As many higher education institutions in New England grapple with how to safely reopen in the midst of the coronavirus pandemic, the physical setting of campuses becomes paramount. Indeed, NEJHE recently published a piece on the advantages of small rural campuses in the age of social distancing. Here, Leonard Yui, an associate professor of architecture at Roger Williams University in Bristol, R.I. and director of Wildish Design, a design and research practice dedicated to rewilding the world, has offered the following …
Following is a modest design proposal to transform a university lawn into an outdoor classroom marked for social distancing. It promotes a safer learning environment, helps build intuition about the six-foot separation and activates outdoor spaces for both people and wildlife.
The early science is gradually showing that outdoor spaces are safer than indoor spaces for COVID-19. One research study from Japan found that COVID-19 transmission was 18.7 times greater indoors than outdoors. Another article from China found that, of 7,300 active COVID-19 cases, just one was connected to outdoor transmission.
Indoor spaces were never designed for social distancing and many are now depending on aging climate controlled systems for viral filtration. These limitations are now muddied by politics, finance, marketing and logistics, raising the urgency to consider safer options.
Outdoor classrooms too have limitations compared to their indoor counterparts. What do we do about the sun, cold, heat, rain, etc., especially in New England? And where do we place the projectors, desks, seats, etc.?
It seems unthinkable to allow students and teachers to be exposed to the elements, but in 1907, Providence, R.I., did just that by experimenting with the first “fresh-air” schools in the U.S. to combat the tuberculosis epidemic. Pioneered by two women doctors, the idea was to open an entire classroom wall to the frigid New England winters and bundle the students up with sleeping bag-like sacks with heated stones. It was so successful at reducing the health risks that it triggered a movement across the nation that lasted for nearly 50 years. Many advocates today, backed by recent science, are trying to bring these methods back.
The “fresh-air” classroom movement gives us a model for opening school while managing the elements with devices like tents, umbrellas, heaters, jackets and so on. What may be lost by focusing overly on environmental and spatial adjustments is how pedagogy too can change and influence new landscapes. The proposed six-foot plots are more than just a measure of distance between two people, but a reflection of a complex non-classroom world wrestling with issues of health, race, wealth and climate inequities. The move outdoors is also a metaphor for adapting our beings to wild variables of society and to engage, first, those social and ecological issues that are near—that directly touch us.
Outdoor spaces can be mocked up like traditional classrooms, but they can offer more because of the COVID-19 restrictions. Safer outdoor places permit more opportunity for student interactions, larger spaces allow for groups to form personalized patterns, and the natural elements provides a dynamic background for interaction.
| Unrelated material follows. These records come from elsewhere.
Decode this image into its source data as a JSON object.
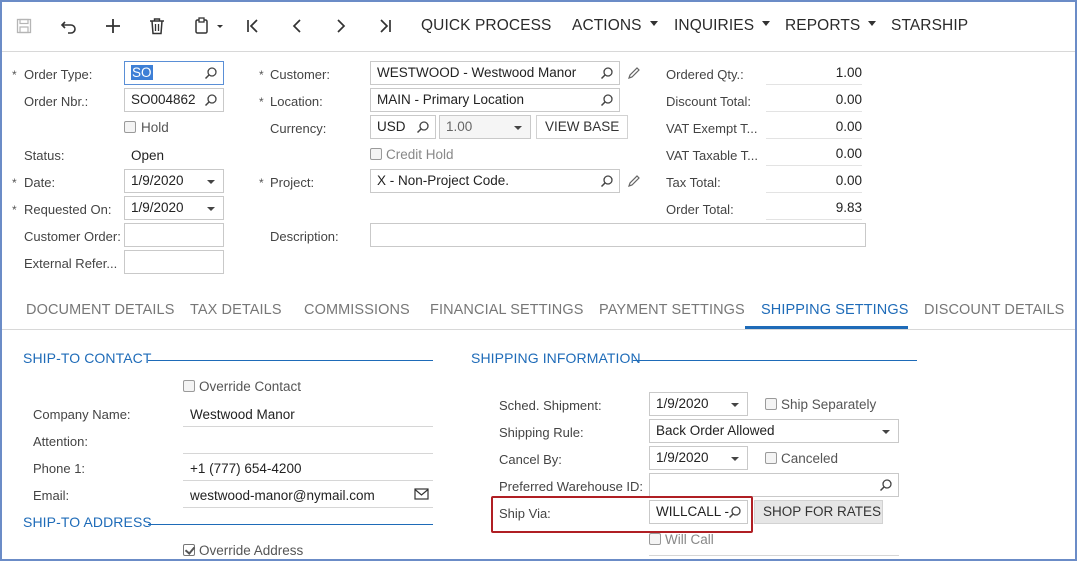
{
  "toolbar": {
    "menus": [
      "QUICK PROCESS",
      "ACTIONS",
      "INQUIRIES",
      "REPORTS",
      "STARSHIP"
    ]
  },
  "header": {
    "order_type": {
      "label": "Order Type:",
      "value": "SO"
    },
    "order_nbr": {
      "label": "Order Nbr.:",
      "value": "SO004862"
    },
    "hold": {
      "label": "Hold",
      "checked": false
    },
    "status": {
      "label": "Status:",
      "value": "Open"
    },
    "date": {
      "label": "Date:",
      "value": "1/9/2020"
    },
    "requested_on": {
      "label": "Requested On:",
      "value": "1/9/2020"
    },
    "customer_order": {
      "label": "Customer Order:",
      "value": ""
    },
    "external_ref": {
      "label": "External Refer...",
      "value": ""
    },
    "customer": {
      "label": "Customer:",
      "value": "WESTWOOD - Westwood Manor"
    },
    "location": {
      "label": "Location:",
      "value": "MAIN - Primary Location"
    },
    "currency": {
      "label": "Currency:",
      "value": "USD",
      "rate": "1.00",
      "view_base": "VIEW BASE"
    },
    "credit_hold": {
      "label": "Credit Hold",
      "checked": false
    },
    "project": {
      "label": "Project:",
      "value": "X - Non-Project Code."
    },
    "description": {
      "label": "Description:",
      "value": ""
    }
  },
  "totals": [
    {
      "label": "Ordered Qty.:",
      "value": "1.00"
    },
    {
      "label": "Discount Total:",
      "value": "0.00"
    },
    {
      "label": "VAT Exempt T...",
      "value": "0.00"
    },
    {
      "label": "VAT Taxable T...",
      "value": "0.00"
    },
    {
      "label": "Tax Total:",
      "value": "0.00"
    },
    {
      "label": "Order Total:",
      "value": "9.83"
    }
  ],
  "tabs": [
    {
      "label": "DOCUMENT DETAILS",
      "active": false
    },
    {
      "label": "TAX DETAILS",
      "active": false
    },
    {
      "label": "COMMISSIONS",
      "active": false
    },
    {
      "label": "FINANCIAL SETTINGS",
      "active": false
    },
    {
      "label": "PAYMENT SETTINGS",
      "active": false
    },
    {
      "label": "SHIPPING SETTINGS",
      "active": true
    },
    {
      "label": "DISCOUNT DETAILS",
      "active": false
    }
  ],
  "ship_to_contact": {
    "title": "SHIP-TO CONTACT",
    "override_contact": {
      "label": "Override Contact",
      "checked": false
    },
    "company_name": {
      "label": "Company Name:",
      "value": "Westwood Manor"
    },
    "attention": {
      "label": "Attention:",
      "value": ""
    },
    "phone1": {
      "label": "Phone 1:",
      "value": "+1 (777) 654-4200"
    },
    "email": {
      "label": "Email:",
      "value": "westwood-manor@nymail.com"
    }
  },
  "ship_to_address": {
    "title": "SHIP-TO ADDRESS",
    "override_address": {
      "label": "Override Address",
      "checked": true
    }
  },
  "shipping_info": {
    "title": "SHIPPING INFORMATION",
    "sched_shipment": {
      "label": "Sched. Shipment:",
      "value": "1/9/2020"
    },
    "ship_separately": {
      "label": "Ship Separately",
      "checked": false
    },
    "shipping_rule": {
      "label": "Shipping Rule:",
      "value": "Back Order Allowed"
    },
    "cancel_by": {
      "label": "Cancel By:",
      "value": "1/9/2020"
    },
    "canceled": {
      "label": "Canceled",
      "checked": false
    },
    "preferred_warehouse": {
      "label": "Preferred Warehouse ID:",
      "value": ""
    },
    "ship_via": {
      "label": "Ship Via:",
      "value": "WILLCALL -"
    },
    "shop_for_rates": "SHOP FOR RATES",
    "will_call": {
      "label": "Will Call",
      "checked": false
    }
  },
  "colors": {
    "accent": "#1e6bb8",
    "highlight": "#b01f24",
    "frame": "#6b8cc7"
  }
}
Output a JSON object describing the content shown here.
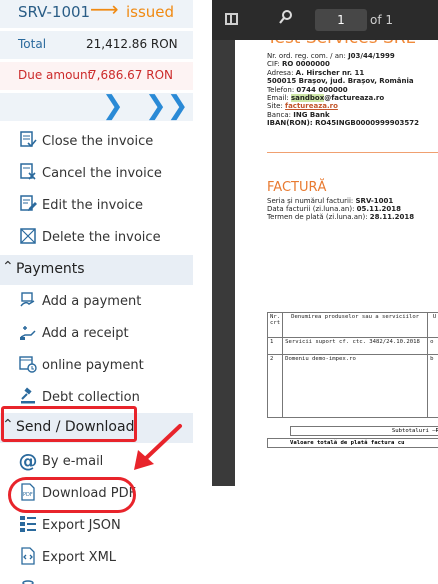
{
  "invoice": {
    "id": "SRV-1001",
    "arrow": "⟶",
    "status": "issued"
  },
  "totals": {
    "total_label": "Total",
    "total_value": "21,412.86 RON",
    "due_label": "Due amount",
    "due_value": "7,686.67 RON"
  },
  "nav": {
    "next": "❯",
    "last": "❯❯"
  },
  "actions": [
    {
      "label": "Close the invoice",
      "icon": "close-invoice-icon"
    },
    {
      "label": "Cancel the invoice",
      "icon": "cancel-invoice-icon"
    },
    {
      "label": "Edit the invoice",
      "icon": "edit-invoice-icon"
    },
    {
      "label": "Delete the invoice",
      "icon": "delete-invoice-icon"
    }
  ],
  "payments": {
    "title": "Payments",
    "items": [
      {
        "label": "Add a payment",
        "icon": "payment-icon"
      },
      {
        "label": "Add a receipt",
        "icon": "receipt-icon"
      },
      {
        "label": "online payment",
        "icon": "online-payment-icon"
      },
      {
        "label": "Debt collection",
        "icon": "gavel-icon"
      }
    ]
  },
  "send": {
    "title": "Send / Download",
    "items": [
      {
        "label": "By e-mail",
        "icon": "at-icon"
      },
      {
        "label": "Download PDF",
        "icon": "pdf-icon"
      },
      {
        "label": "Export JSON",
        "icon": "json-icon"
      },
      {
        "label": "Export XML",
        "icon": "xml-icon"
      }
    ]
  },
  "viewer": {
    "page": "1",
    "of": "of 1"
  },
  "doc": {
    "company": "Test Services SRL",
    "reg_label": "Nr. ord. reg. com. / an: ",
    "reg_value": "J03/44/1999",
    "cif_label": "CIF: ",
    "cif_value": "RO 0000000",
    "addr_label": "Adresa: ",
    "addr_value": "A. Hirscher nr. 11",
    "city": "500015 Brașov, jud. Brașov, România",
    "phone_label": "Telefon: ",
    "phone_value": "0744 000000",
    "email_label": "Email: ",
    "email_user": "sandbox",
    "email_domain": "@factureaza.ro",
    "site_label": "Site: ",
    "site_value": "factureaza.ro",
    "bank_label": "Banca: ",
    "bank_value": "ING Bank",
    "iban_label": "IBAN(RON): ",
    "iban_value": "RO45INGB0000999903572",
    "title": "FACTURĂ",
    "series_label": "Seria și numărul facturii: ",
    "series_value": "SRV-1001",
    "date_label": "Data facturii (zi.luna.an): ",
    "date_value": "05.11.2018",
    "due_label": "Termen de plată (zi.luna.an): ",
    "due_value": "28.11.2018",
    "table": {
      "col_nr": "Nr. crt",
      "col_name": "Denumirea produselor sau a serviciilor",
      "col_um": "U",
      "rows": [
        {
          "nr": "1",
          "name": "Servicii suport cf. ctc. 3482/24.10.2018",
          "um": "o"
        },
        {
          "nr": "2",
          "name": "Domeniu demo-impex.ro",
          "um": "b"
        }
      ]
    },
    "subtotal": "Subtotaluri –R",
    "grand_total": "Valoare totală de plată factura cu"
  }
}
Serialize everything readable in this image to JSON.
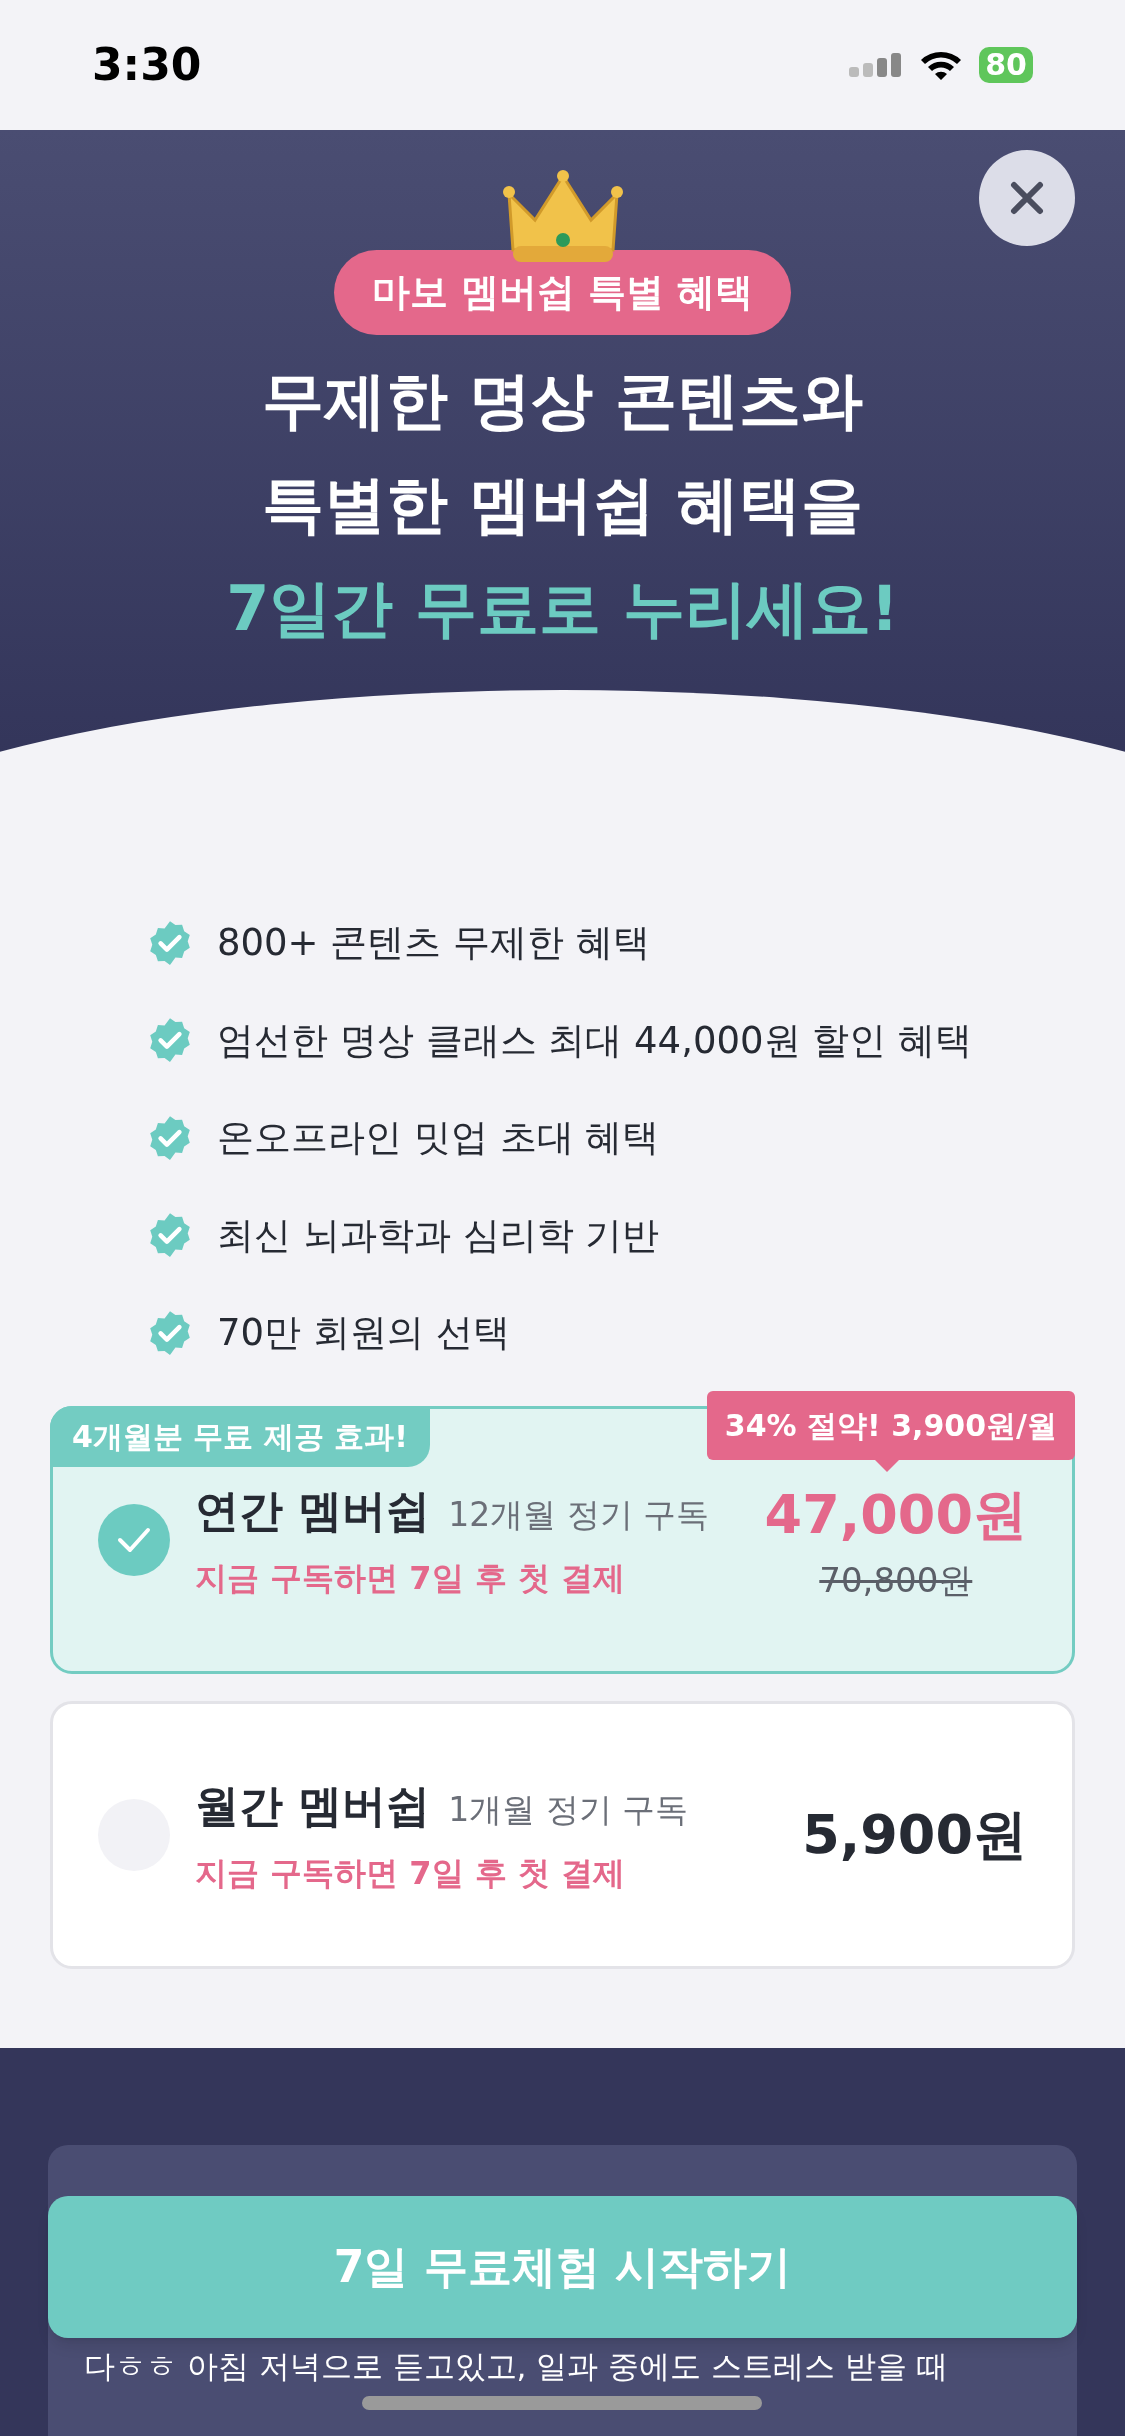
{
  "status_bar": {
    "time": "3:30",
    "battery": "80"
  },
  "header": {
    "badge": "마보 멤버쉽 특별 혜택",
    "title_lines": [
      "무제한 명상 콘텐츠와",
      "특별한 멤버쉽 혜택을"
    ],
    "highlight": "7일간 무료로 누리세요!"
  },
  "benefits": [
    "800+ 콘텐츠 무제한 혜택",
    "엄선한 명상 클래스 최대 44,000원 할인 혜택",
    "온오프라인 밋업 초대 혜택",
    "최신 뇌과학과 심리학 기반",
    "70만 회원의 선택"
  ],
  "plans": [
    {
      "name": "연간 멤버쉽",
      "period": "12개월 정기 구독",
      "note": "지금 구독하면 7일 후 첫 결제",
      "price": "47,000원",
      "original_price": "70,800원",
      "tag": "4개월분 무료 제공 효과!",
      "tooltip": "34% 절약! 3,900원/월",
      "selected": true
    },
    {
      "name": "월간 멤버쉽",
      "period": "1개월 정기 구독",
      "note": "지금 구독하면 7일 후 첫 결제",
      "price": "5,900원",
      "selected": false
    }
  ],
  "review": {
    "text": "다ㅎㅎ 아침 저녁으로 듣고있고, 일과 중에도 스트레스 받을 때"
  },
  "cta": "7일 무료체험 시작하기"
}
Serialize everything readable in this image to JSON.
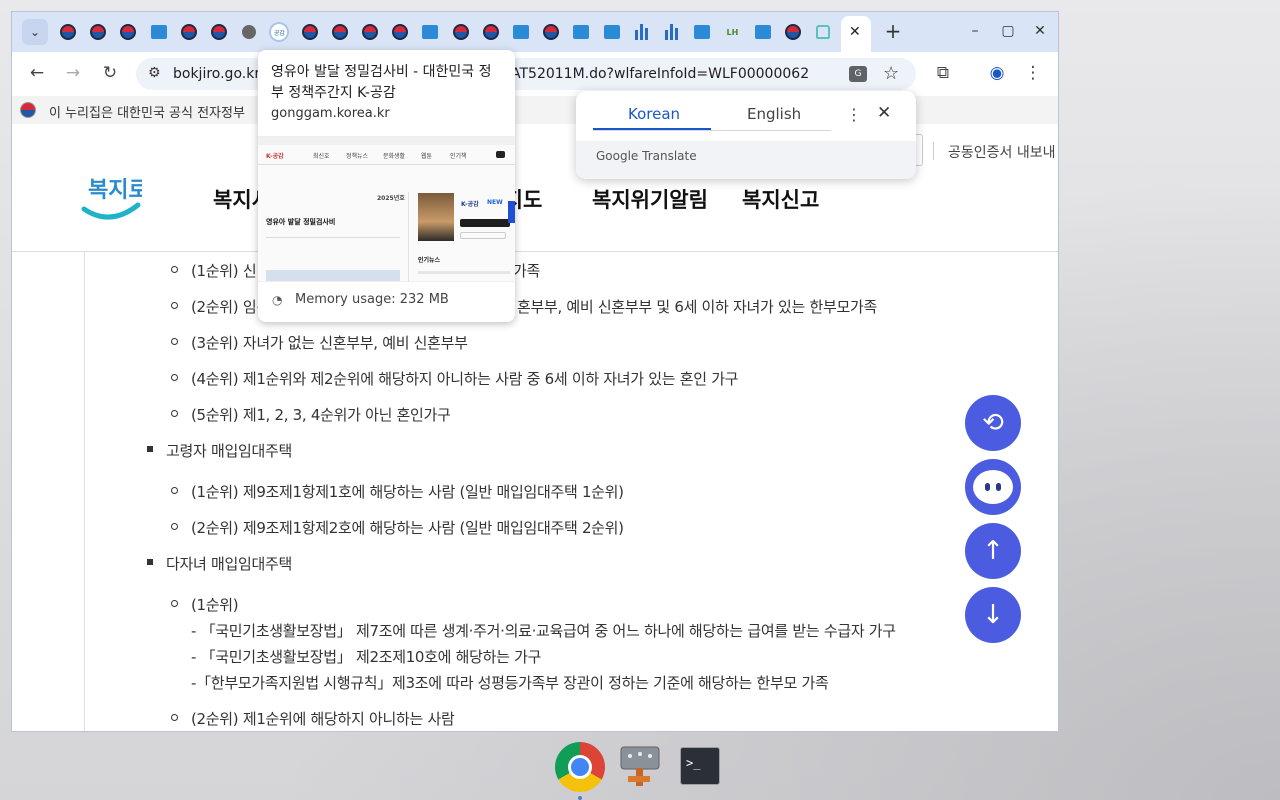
{
  "browser": {
    "tab_list_icon": "chevron-down-icon",
    "tab_favicons": [
      "taeguk",
      "taeguk",
      "taeguk",
      "box",
      "taeguk",
      "taeguk",
      "globe",
      "gonggam",
      "taeguk",
      "taeguk",
      "taeguk",
      "taeguk",
      "box",
      "taeguk",
      "taeguk",
      "box",
      "taeguk",
      "box",
      "box",
      "bars",
      "bars",
      "box",
      "lh",
      "box",
      "taeguk",
      "house"
    ],
    "gonggam_fav_text": "공감",
    "active_tab_close": "✕",
    "new_tab": "+",
    "window_controls": {
      "minimize": "–",
      "maximize": "▢",
      "close": "✕"
    }
  },
  "toolbar": {
    "back": "←",
    "forward": "→",
    "reload": "↻",
    "url_host": "bokjiro.go.kr",
    "url_path": "AT52011M.do?wlfareInfoId=WLF00000062",
    "translate_icon_text": "G",
    "star": "☆",
    "extensions": "⧉",
    "profile": "◉",
    "menu": "⋮"
  },
  "banner": {
    "text": "이 누리집은 대한민국 공식 전자정부"
  },
  "site": {
    "logo": "복지로",
    "cert_link": "공동인증서 내보내",
    "nav": [
      "복지서비스",
      "복지지도",
      "복지위기알림",
      "복지신고"
    ]
  },
  "content": {
    "lines": [
      "(1순위) 신혼부부, 예비 신혼부부, 한부모가족",
      "(2순위) 임신 중이거나 6세 이하 자녀가 있는 신혼부부, 예비 신혼부부 및 6세 이하 자녀가 있는 한부모가족",
      "(3순위) 자녀가 없는 신혼부부, 예비 신혼부부",
      "(4순위) 제1순위와 제2순위에 해당하지 아니하는 사람 중 6세 이하 자녀가 있는 혼인 가구",
      "(5순위) 제1, 2, 3, 4순위가 아닌 혼인가구",
      "고령자 매입임대주택",
      "(1순위) 제9조제1항제1호에 해당하는 사람 (일반 매입임대주택 1순위)",
      "(2순위) 제9조제1항제2호에 해당하는 사람 (일반 매입임대주택 2순위)",
      "다자녀 매입임대주택",
      "(1순위)",
      "- 「국민기초생활보장법」 제7조에 따른 생계·주거·의료·교육급여 중 어느 하나에 해당하는 급여를 받는 수급자 가구",
      "- 「국민기초생활보장법」 제2조제10호에 해당하는 가구",
      "-「한부모가족지원법 시행규칙」제3조에 따라 성평등가족부 장관이 정하는 기준에 해당하는 한부모 가족",
      "(2순위) 제1순위에 해당하지 아니하는 사람"
    ],
    "line1_visible": [
      "(1순위) 신",
      "가족"
    ],
    "line2_visible": [
      "(2순위) 임신",
      "혼부부, 예비 신혼부부 및 6세 이하 자녀가 있는 한부모가족"
    ]
  },
  "fabs": [
    {
      "name": "history-icon",
      "glyph": "⟲"
    },
    {
      "name": "chatbot-icon",
      "glyph": ""
    },
    {
      "name": "arrow-up-icon",
      "glyph": "↑"
    },
    {
      "name": "arrow-down-icon",
      "glyph": "↓"
    }
  ],
  "hover_card": {
    "title": "영유아 발달 정밀검사비 - 대한민국 정부 정책주간지 K-공감",
    "domain": "gonggam.korea.kr",
    "memory": "Memory usage: 232 MB",
    "thumb_texts": {
      "nav": [
        "최신호",
        "정책뉴스",
        "문화생활",
        "웹툰",
        "인기책"
      ],
      "logo": "K-공감",
      "article_title": "영유아 발달 정밀검사비",
      "date_label": "2025년호",
      "side_title": "K-공감",
      "side_badge": "NEW",
      "popular": "인기뉴스"
    }
  },
  "translate": {
    "tab_source": "Korean",
    "tab_target": "English",
    "brand": "Google Translate",
    "more": "⋮",
    "close": "✕"
  },
  "dock": {
    "terminal_prompt": ">_"
  }
}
Digital assets could supplement these offerings by having students pre-download slide presentations and use their phones as mini projectors. By extending wifi signals, students could use Zoom as a video/audio connection, and digital tablets could serve as whiteboards.
On a more imaginative path, the lack of walls, roofs and boundaries mean the class is not confined to a location or simple desk patterns. The field of environmental education recommends using outdoor experiences as part of developing broad individual awareness of “how people and societies relate to each other and to natural systems.” A philosopher-colleague reminded me that the Ancient Greeks preferred talking and sharing their thoughts while going on long walks. Using the “Socratic method” with a walk-and-talk method might encourage students to make links between course topics and physical locations that have specific meaning for them. In the business world, professionals often do key “business” transactions in transitionary (between meetings) or relational (like dining) interactions.
None of this is a substitute for the traditional indoor classroom, but the current circumstances beckon more creative negotiation among places of safety, convenience and learning. Simply going outdoors is one step, but another more enticing and sustainable direction is to reshape the celebration of pastoral landscapes to places that connect us more deeply to the outside world, both figuratively and literally. These changes can be small, sporadic and scattered around many places, but in aggregate, and over time, they should make a valuable impact to safety and culture and promote a more animated learning place.